Richard Taranto, a name partner at the Washington firm Farr & Taranto, was nominated Thursday evening to a slot on the U.S. Court of Appeals for the Federal Circuit.
Taranto, a specialist in intellectual property and patent law, has argued 19 cases before the U.S. Supreme Court, the White House said. Taranto, who has taught patent issues at Harvard Law School, was not immediately reached for comment late Thursday.
The Federal Circuit, based in Washington, is a court of national jurisdiction that hears a range of cases, including patent and trademark disputes, international trade matters and veteran claims cases. There is only one vacancy on the court.
“Richard Taranto is a lawyer of exceptional legal ability and great personal and professional integrity,” President Barack Obama said in a statement. “I am pleased and honored to nominate him to the U.S. Court of Appeals to the Federal Circuit, and I am confident that his intelligence, independence, judgment, and temperament will make him a welcome addition to that court.”

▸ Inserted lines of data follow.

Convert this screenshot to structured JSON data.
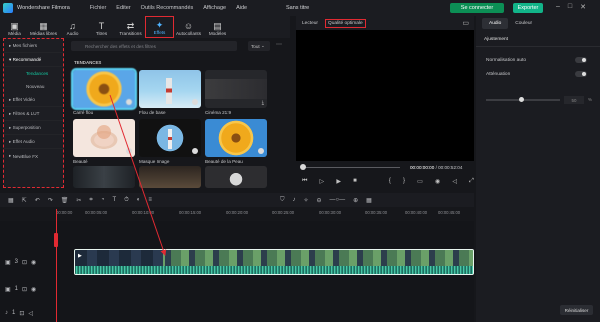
{
  "titlebar": {
    "app_name": "Wondershare Filmora",
    "menu": [
      "Fichier",
      "Editer",
      "Outils Recommandés",
      "Affichage",
      "Aide"
    ],
    "doc_title": "Sans titre",
    "connect": "Se connecter",
    "export": "Exporter"
  },
  "toolbar": {
    "tabs": [
      {
        "label": "Média",
        "icon": "media-icon"
      },
      {
        "label": "Médias libres",
        "icon": "stock-media-icon"
      },
      {
        "label": "Audio",
        "icon": "music-icon"
      },
      {
        "label": "Titres",
        "icon": "titles-icon"
      },
      {
        "label": "Transitions",
        "icon": "transitions-icon"
      },
      {
        "label": "Effets",
        "icon": "effects-icon"
      },
      {
        "label": "Autocollants",
        "icon": "stickers-icon"
      },
      {
        "label": "Modèles",
        "icon": "templates-icon"
      }
    ],
    "active": "Effets"
  },
  "left_panel": {
    "items": [
      {
        "label": "Mes fichiers"
      },
      {
        "label": "Recommandé"
      },
      {
        "label": "Tendances",
        "sub": true
      },
      {
        "label": "Nouveau",
        "sub": true
      },
      {
        "label": "Effet Vidéo"
      },
      {
        "label": "Filtres & LUT"
      },
      {
        "label": "Superposition"
      },
      {
        "label": "Effet Audio"
      },
      {
        "label": "NewBlue FX"
      }
    ]
  },
  "effects": {
    "search_placeholder": "Rechercher des effets et des filtres",
    "filter": "Tout",
    "section": "TENDANCES",
    "cards": [
      {
        "label": "Carré flou"
      },
      {
        "label": "Flou de base"
      },
      {
        "label": "Cinéma 21:9"
      },
      {
        "label": "Beauté"
      },
      {
        "label": "Masque Image"
      },
      {
        "label": "Beauté de la Peau"
      },
      {
        "label": ""
      },
      {
        "label": ""
      },
      {
        "label": ""
      }
    ]
  },
  "preview": {
    "player": "Lecteur",
    "quality": "Qualité optimale",
    "time_current": "00:00:00:00",
    "time_total": "/ 00:00:52:04"
  },
  "right_panel": {
    "tabs": [
      "Audio",
      "Couleur"
    ],
    "section": "Ajustement",
    "normalize": "Normalisation auto",
    "attenuation": "Atténuation",
    "attenuation_value": "50",
    "attenuation_unit": "%",
    "reset": "Réinitialiser"
  },
  "timeline": {
    "ruler": [
      "00:00:00",
      "00:00:05:00",
      "00:00:10:00",
      "00:00:15:00",
      "00:00:20:00",
      "00:00:25:00",
      "00:00:30:00",
      "00:00:35:00",
      "00:00:40:00",
      "00:00:45:00",
      "00:00:50:00"
    ],
    "tracks": [
      {
        "num": "3",
        "icon": "video-track-icon"
      },
      {
        "num": "1",
        "icon": "video-track-icon"
      },
      {
        "num": "1",
        "icon": "audio-track-icon"
      }
    ]
  },
  "colors": {
    "accent": "#12b489",
    "highlight_border": "#e12a32",
    "active_tab": "#4fb3ff"
  }
}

Taranto is a 1981 graduate of Yale Law School and a former clerk for Judge Robert Bork of the United States Court of Appeals for the District of Columbia Circuit and, from 1983 to 1984, for then-Justice Sandra Day O’Connor of the Supreme Court.
Taranto joined the Washington firm Onek, Klein & Farr in 1984. (Former Justice Department antitrust division leader and New York City schools chancellor Joel Klein started the firm.) Taranto left after a couple of years to join the DOJ’s Solicitor General’s Office. He returned to the firm, now known as Farr & Taranto, in 1989.
Since 2009, Taranto has served as a member of the Appellate Rules Advisory Committee for the United States Judicial Conference.
Obama's announcement follows the news that Wilmer Cutler Pickering Hale and Dorr appellate partner Edward DuMont has withdrawn his nomination for a spot on the Federal Circuit. DuMont, nominated last year, would have been the first openly gay federal appeals court judge.